4:09 This is one option.
4:10 This is also an option.
4:12 There are others still, we could just have a straight
4:15 list of cell 1, cell 2, cell 3, cell 4
4:17 cell 5, cell 6, cell 7, cell 8, cell 9
4:20 and then just do the math to figure out
4:22 if you want row 2, column 2, that's the fifth thing
4:27 in the list.
4:28 I really don't like that one.
4:29 I like either of these better than that, I think.
4:32 Yeah, so what we're going to go with.
4:33 This is what I've come up with.
4:35 This looks like Tic Tac Toe, like if we put
4:38 in numbers here, let me comma this out for a sec.
4:41 Make a copy.
4:45 Let's just put in, X, X, O
4:50 X, blank, O
4:53 X, O, blank.
4:56 That looks like a Tic Tac Toe board, doesn't it?
4:58 So to me, I like this structure best.
5:00 This one works but it doesn't look like Tic Tac Toe.
5:03 The one where it's like nine in a row
5:05 also works but doesn't look like Tic Tac Toe.
5:08 This one looks like Tic Tac Toe and it lets us
5:10 really easily answer questions like how many rows are there.
5:13 Well, that's the len of board.
5:15 That's how many rows.
5:17 If you want to know how many columns there are
5:19 you just go to any row and you ask how long that is.
5:22 If you want to get something in row 2, cell 3
5:28 and where everything's off by zero
5:29 so you would say one, two like that.
5:32 That's how you get it.
5:33 So it's really easy to get over there to those items.
5:36 I think this data structure of a list containing
5:40 a list of rows where each row is a list of cells
5:44 I think that that's what we're going to go with, okay?
5:46 So we're going to comma that out again for a minute.
5:50 Leave this here for a sec.
5:53 Let's go ahead and fill this out.
5:54 Now, what we need is we need the board to start out empty.
5:59 So there's a couple of things we could do.
6:00 Remember none is the programming way of saying empty.
6:04 What we'll do is we're going to say there's a board
6:07 it has three rows like this
6:10 but we got to put three things in here as well.
6:13 Now I could just do this.
6:14 This would be totally good.
6:16 Like this and do like that.
6:19 When we print out the board, I'll have to see.

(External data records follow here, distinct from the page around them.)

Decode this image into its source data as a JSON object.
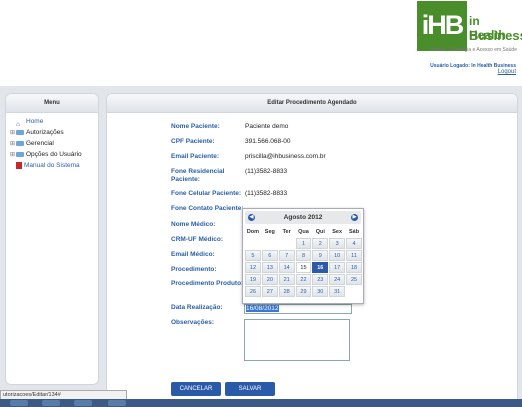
{
  "brand": {
    "mark": "iHB",
    "line1": "in Health",
    "line2": "Business",
    "tagline": "Gestão, Estratégia e Acesso em Saúde",
    "user": "Usuário Logado: In Health Business",
    "logout": "Logout"
  },
  "menu": {
    "title": "Menu",
    "items": [
      {
        "label": "Home",
        "icon": "home-icon"
      },
      {
        "label": "Autorizações",
        "icon": "folder-icon"
      },
      {
        "label": "Gerencial",
        "icon": "folder-icon"
      },
      {
        "label": "Opções do Usuário",
        "icon": "folder-icon"
      },
      {
        "label": "Manual do Sistema",
        "icon": "pdf-icon"
      }
    ]
  },
  "main": {
    "title": "Editar Procedimento Agendado",
    "fields": [
      {
        "label": "Nome Paciente:",
        "value": "Paciente demo"
      },
      {
        "label": "CPF Paciente:",
        "value": "391.566.068-00"
      },
      {
        "label": "Email Paciente:",
        "value": "priscilla@ihbusiness.com.br"
      },
      {
        "label": "Fone Residencial Paciente:",
        "value": "(11)3582-8833"
      },
      {
        "label": "Fone Celular Paciente:",
        "value": "(11)3582-8833"
      },
      {
        "label": "Fone Contato Paciente:",
        "value": ""
      },
      {
        "label": "Nome Médico:",
        "value": ""
      },
      {
        "label": "CRM-UF Médico:",
        "value": ""
      },
      {
        "label": "Email Médico:",
        "value": ""
      },
      {
        "label": "Procedimento:",
        "value": ""
      },
      {
        "label": "Procedimento Produto:",
        "value": ""
      },
      {
        "label": "Data Realização:",
        "value": ""
      },
      {
        "label": "Observações:",
        "value": ""
      }
    ],
    "date_value": "16/08/2012",
    "cancel": "CANCELAR",
    "save": "SALVAR"
  },
  "calendar": {
    "month": "Agosto 2012",
    "prev": "◀",
    "next": "▶",
    "weekdays": [
      "Dom",
      "Seg",
      "Ter",
      "Qua",
      "Qui",
      "Sex",
      "Sáb"
    ],
    "weeks": [
      [
        "",
        "",
        "",
        "1",
        "2",
        "3",
        "4"
      ],
      [
        "5",
        "6",
        "7",
        "8",
        "9",
        "10",
        "11"
      ],
      [
        "12",
        "13",
        "14",
        "15",
        "16",
        "17",
        "18"
      ],
      [
        "19",
        "20",
        "21",
        "22",
        "23",
        "24",
        "25"
      ],
      [
        "26",
        "27",
        "28",
        "29",
        "30",
        "31",
        ""
      ]
    ],
    "selected": "16",
    "today": "15"
  },
  "status": {
    "url": "utorizacoes/Editar/134#"
  }
}
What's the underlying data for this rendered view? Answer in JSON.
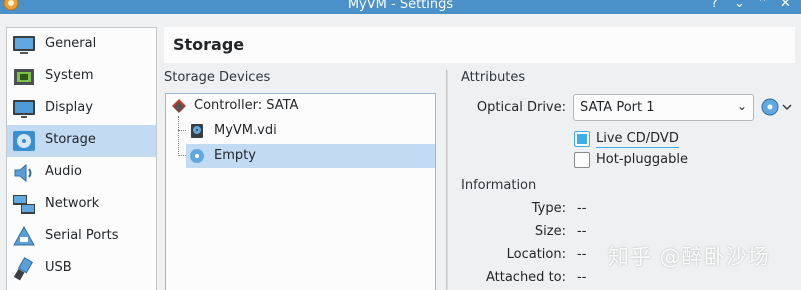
{
  "window": {
    "title": "MyVM - Settings",
    "help_glyph": "?",
    "minimize_glyph": "⌄",
    "maximize_glyph": "⌃",
    "close_glyph": "✕"
  },
  "sidebar": {
    "items": [
      {
        "label": "General",
        "icon": "monitor-icon"
      },
      {
        "label": "System",
        "icon": "chip-icon"
      },
      {
        "label": "Display",
        "icon": "display-icon"
      },
      {
        "label": "Storage",
        "icon": "disc-icon",
        "selected": true
      },
      {
        "label": "Audio",
        "icon": "speaker-icon"
      },
      {
        "label": "Network",
        "icon": "network-icon"
      },
      {
        "label": "Serial Ports",
        "icon": "serial-port-icon"
      },
      {
        "label": "USB",
        "icon": "usb-icon"
      }
    ]
  },
  "page": {
    "title": "Storage"
  },
  "storage_devices": {
    "title": "Storage Devices",
    "controller": "Controller: SATA",
    "attachments": [
      {
        "label": "MyVM.vdi",
        "icon": "hard-disk-icon"
      },
      {
        "label": "Empty",
        "icon": "optical-disc-icon",
        "selected": true
      }
    ]
  },
  "attributes": {
    "title": "Attributes",
    "optical_drive_label": "Optical Drive:",
    "optical_drive_value": "SATA Port 1",
    "live_cd_label": "Live CD/DVD",
    "live_cd_checked": true,
    "hot_pluggable_label": "Hot-pluggable",
    "hot_pluggable_checked": false
  },
  "information": {
    "title": "Information",
    "rows": [
      {
        "label": "Type:",
        "value": "--"
      },
      {
        "label": "Size:",
        "value": "--"
      },
      {
        "label": "Location:",
        "value": "--"
      },
      {
        "label": "Attached to:",
        "value": "--"
      }
    ]
  },
  "watermark": "知乎 @醉卧沙场",
  "colors": {
    "accent": "#3daee9",
    "selection": "#c2dbf2",
    "titlebar": "#4a90c9"
  }
}
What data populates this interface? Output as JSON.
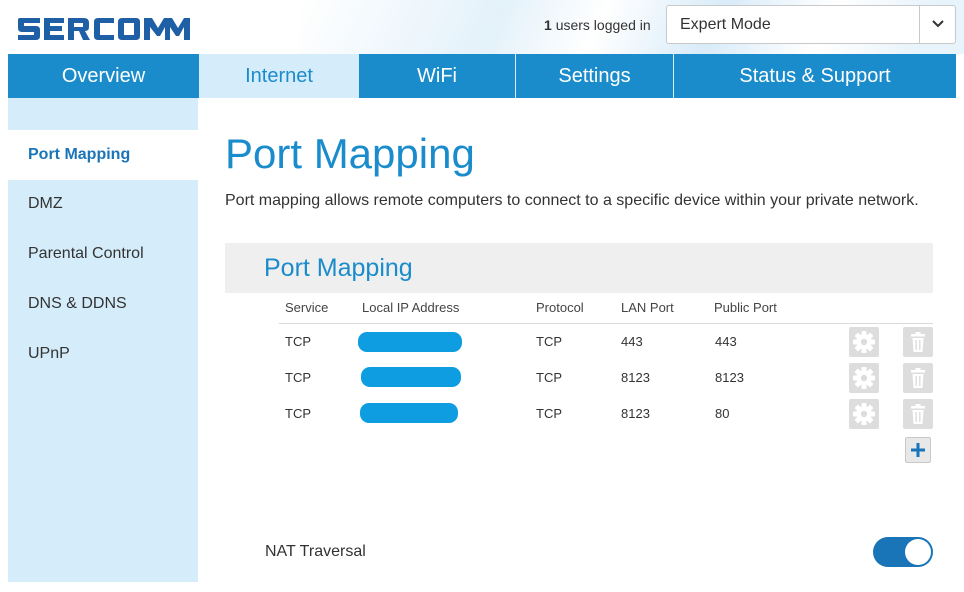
{
  "header": {
    "logo_text": "SERCOMM",
    "users_count": "1",
    "users_label": "users logged in",
    "mode_selected": "Expert Mode"
  },
  "nav": {
    "tabs": [
      {
        "label": "Overview"
      },
      {
        "label": "Internet"
      },
      {
        "label": "WiFi"
      },
      {
        "label": "Settings"
      },
      {
        "label": "Status & Support"
      }
    ]
  },
  "sidebar": {
    "items": [
      {
        "label": "Port Mapping"
      },
      {
        "label": "DMZ"
      },
      {
        "label": "Parental Control"
      },
      {
        "label": "DNS & DDNS"
      },
      {
        "label": "UPnP"
      }
    ]
  },
  "page": {
    "title": "Port Mapping",
    "description": "Port mapping allows remote computers to connect to a specific device within your private network."
  },
  "panel": {
    "title": "Port Mapping",
    "columns": [
      "Service",
      "Local IP Address",
      "Protocol",
      "LAN Port",
      "Public Port"
    ],
    "rows": [
      {
        "service": "TCP",
        "local_ip": "",
        "protocol": "TCP",
        "lan_port": "443",
        "public_port": "443"
      },
      {
        "service": "TCP",
        "local_ip": "",
        "protocol": "TCP",
        "lan_port": "8123",
        "public_port": "8123"
      },
      {
        "service": "TCP",
        "local_ip": "",
        "protocol": "TCP",
        "lan_port": "8123",
        "public_port": "80"
      }
    ],
    "row_icons": [
      "gear-icon",
      "trash-icon"
    ],
    "add_icon": "plus-icon"
  },
  "nat": {
    "label": "NAT Traversal",
    "enabled": true
  },
  "colors": {
    "brand_blue": "#1a8ccb",
    "nav_active_bg": "#d5edfa",
    "sidebar_bg": "#d5edfa",
    "redaction_blue": "#0d9de0",
    "toggle_on": "#1a75b8"
  }
}
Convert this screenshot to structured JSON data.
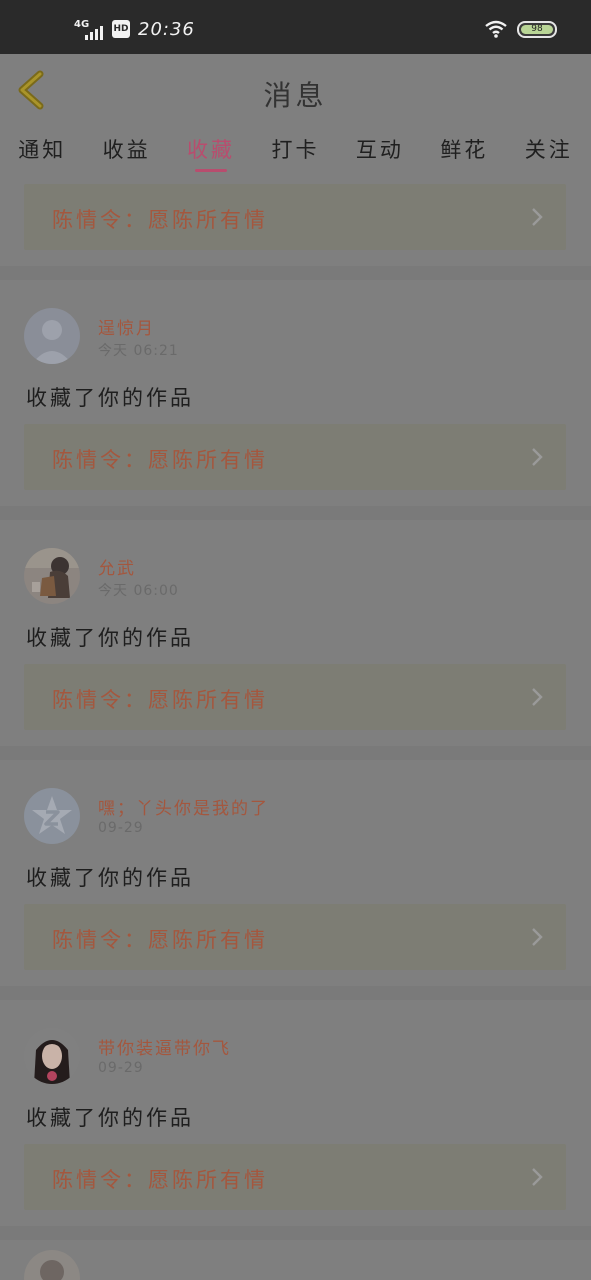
{
  "status_bar": {
    "network": "4G",
    "hd": "HD",
    "time": "20:36",
    "battery": "98"
  },
  "header": {
    "title": "消息"
  },
  "tabs": [
    {
      "label": "通知"
    },
    {
      "label": "收益"
    },
    {
      "label": "收藏",
      "active": true
    },
    {
      "label": "打卡"
    },
    {
      "label": "互动"
    },
    {
      "label": "鲜花"
    },
    {
      "label": "关注"
    }
  ],
  "top_item": {
    "work_title": "陈情令：愿陈所有情"
  },
  "messages": [
    {
      "username": "逞惊月",
      "time": "今天 06:21",
      "action": "收藏了你的作品",
      "work_title": "陈情令：愿陈所有情",
      "avatar_icon": "default-avatar-icon"
    },
    {
      "username": "允武",
      "time": "今天 06:00",
      "action": "收藏了你的作品",
      "work_title": "陈情令：愿陈所有情",
      "avatar_icon": "photo-avatar-icon"
    },
    {
      "username": "嘿；丫头你是我的了",
      "time": "09-29",
      "action": "收藏了你的作品",
      "work_title": "陈情令：愿陈所有情",
      "avatar_icon": "z-logo-avatar-icon"
    },
    {
      "username": "带你装逼带你飞",
      "time": "09-29",
      "action": "收藏了你的作品",
      "work_title": "陈情令：愿陈所有情",
      "avatar_icon": "girl-avatar-icon"
    }
  ],
  "colors": {
    "accent": "#b84d6e",
    "username": "#a4573e",
    "overlay_bg": "#7f7f7f",
    "status_bar": "#2a2a2a"
  }
}
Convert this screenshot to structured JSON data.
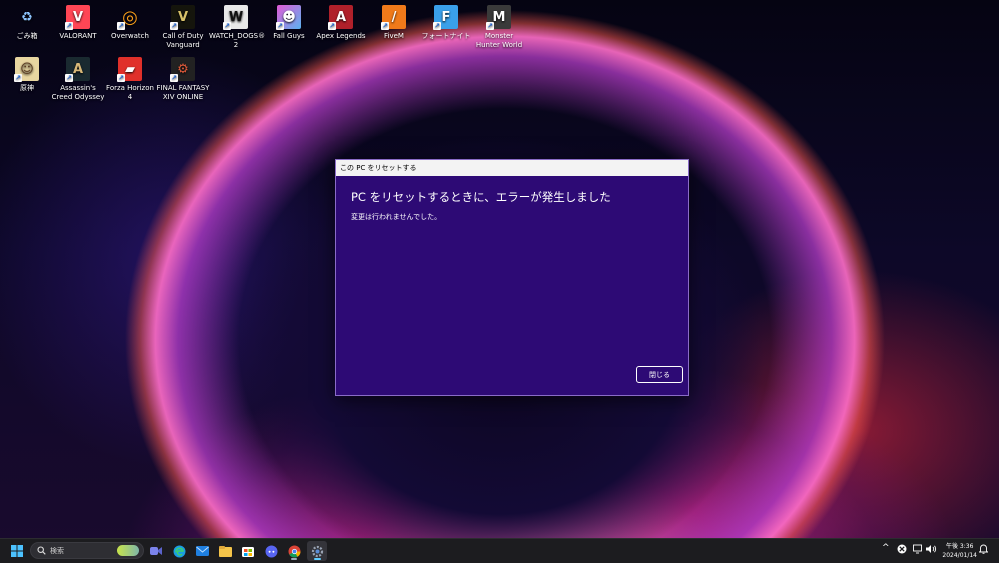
{
  "desktop": {
    "icons": [
      {
        "label": "ごみ箱",
        "color": "#3a7bd5",
        "glyph": "♻"
      },
      {
        "label": "VALORANT",
        "color": "#ff4655",
        "glyph": "V"
      },
      {
        "label": "Overwatch",
        "color": "#f99e1a",
        "glyph": "◎"
      },
      {
        "label": "Call of Duty Vanguard",
        "color": "#1a1a10",
        "glyph": "V"
      },
      {
        "label": "WATCH_DOGS® 2",
        "color": "#e8e8e8",
        "glyph": "W"
      },
      {
        "label": "Fall Guys",
        "color": "#c45ae8",
        "glyph": "☻"
      },
      {
        "label": "Apex Legends",
        "color": "#b0202a",
        "glyph": "A"
      },
      {
        "label": "FiveM",
        "color": "#f07a1a",
        "glyph": "/"
      },
      {
        "label": "フォートナイト",
        "color": "#3aa0ea",
        "glyph": "F"
      },
      {
        "label": "Monster Hunter World",
        "color": "#444444",
        "glyph": "M"
      },
      {
        "label": "原神",
        "color": "#e8d6a0",
        "glyph": "☺"
      },
      {
        "label": "Assassin's Creed Odyssey",
        "color": "#1a2a30",
        "glyph": "A"
      },
      {
        "label": "Forza Horizon 4",
        "color": "#e0302a",
        "glyph": "▰"
      },
      {
        "label": "FINAL FANTASY XIV ONLINE",
        "color": "#222222",
        "glyph": "⚙"
      }
    ]
  },
  "dialog": {
    "title": "この PC をリセットする",
    "heading": "PC をリセットするときに、エラーが発生しました",
    "message": "変更は行われませんでした。",
    "close_label": "閉じる"
  },
  "taskbar": {
    "search_placeholder": "検索",
    "apps": [
      "start-icon",
      "search-icon",
      "meet-icon",
      "edge-icon",
      "mail-icon",
      "file-explorer-icon",
      "store-icon",
      "discord-icon",
      "chrome-icon",
      "settings-icon"
    ],
    "tray": {
      "chevron": "^",
      "clock_time": "午後 3:36",
      "clock_date": "2024/01/14"
    }
  },
  "colors": {
    "dialog_bg": "#2d0a75",
    "taskbar_bg": "#1c1c1f",
    "accent": "#0078d4"
  }
}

6:22 It'll show up none, none, none unless we do something
6:24 to replace none with a different character.
6:27 I think actually, I'm going to go with this.
6:29 We're going to have a little function that'll say
6:30 show the board or some idea of showing the board
6:32 and it's just going to say is there going to be an X?
6:36 Is there going to be an O?
6:38 Or if it's none, we'll just put something like
6:41 a little underscore so that there's spaces
6:43 a little character.
6:44 But it needs to start out with no plays
6:45 so this is what we're going to use for our board.
6:48 I'm going to put like, this is NVA.
6:50 Board is a list of rows.
6:54 Rows are a list of cells.
6:57 This is a data structure I'm going to start from
6:59 and you're going to see over and over again.
7:01 It makes it really easy to play Tic Tac Toe
7:03 once we know how to record the entries for each player.